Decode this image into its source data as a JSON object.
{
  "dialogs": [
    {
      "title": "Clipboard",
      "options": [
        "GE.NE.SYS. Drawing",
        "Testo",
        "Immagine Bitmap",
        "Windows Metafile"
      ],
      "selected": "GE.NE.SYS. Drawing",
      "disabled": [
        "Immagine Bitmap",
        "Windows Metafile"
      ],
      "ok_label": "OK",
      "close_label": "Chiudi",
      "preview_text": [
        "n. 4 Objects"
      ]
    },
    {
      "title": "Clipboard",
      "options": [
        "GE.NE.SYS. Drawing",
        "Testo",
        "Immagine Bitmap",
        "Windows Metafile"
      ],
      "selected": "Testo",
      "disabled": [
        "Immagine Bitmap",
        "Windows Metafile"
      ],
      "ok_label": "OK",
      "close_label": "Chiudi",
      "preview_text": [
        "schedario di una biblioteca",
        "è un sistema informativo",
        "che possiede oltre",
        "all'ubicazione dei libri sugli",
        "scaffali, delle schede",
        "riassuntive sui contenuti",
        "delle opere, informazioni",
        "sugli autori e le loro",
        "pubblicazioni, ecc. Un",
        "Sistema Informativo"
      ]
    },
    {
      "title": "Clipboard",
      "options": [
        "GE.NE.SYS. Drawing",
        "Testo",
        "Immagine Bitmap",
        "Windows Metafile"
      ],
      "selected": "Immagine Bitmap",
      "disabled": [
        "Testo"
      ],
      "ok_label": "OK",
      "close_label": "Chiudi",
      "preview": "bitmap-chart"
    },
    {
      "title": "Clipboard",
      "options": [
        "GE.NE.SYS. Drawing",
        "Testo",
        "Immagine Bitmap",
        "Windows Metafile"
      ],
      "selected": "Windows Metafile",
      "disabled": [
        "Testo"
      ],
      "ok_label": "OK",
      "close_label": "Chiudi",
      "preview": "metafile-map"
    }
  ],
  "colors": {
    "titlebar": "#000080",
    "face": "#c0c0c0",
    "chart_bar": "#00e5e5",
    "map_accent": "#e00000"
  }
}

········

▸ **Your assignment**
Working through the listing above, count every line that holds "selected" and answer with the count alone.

▸ **The answer**
4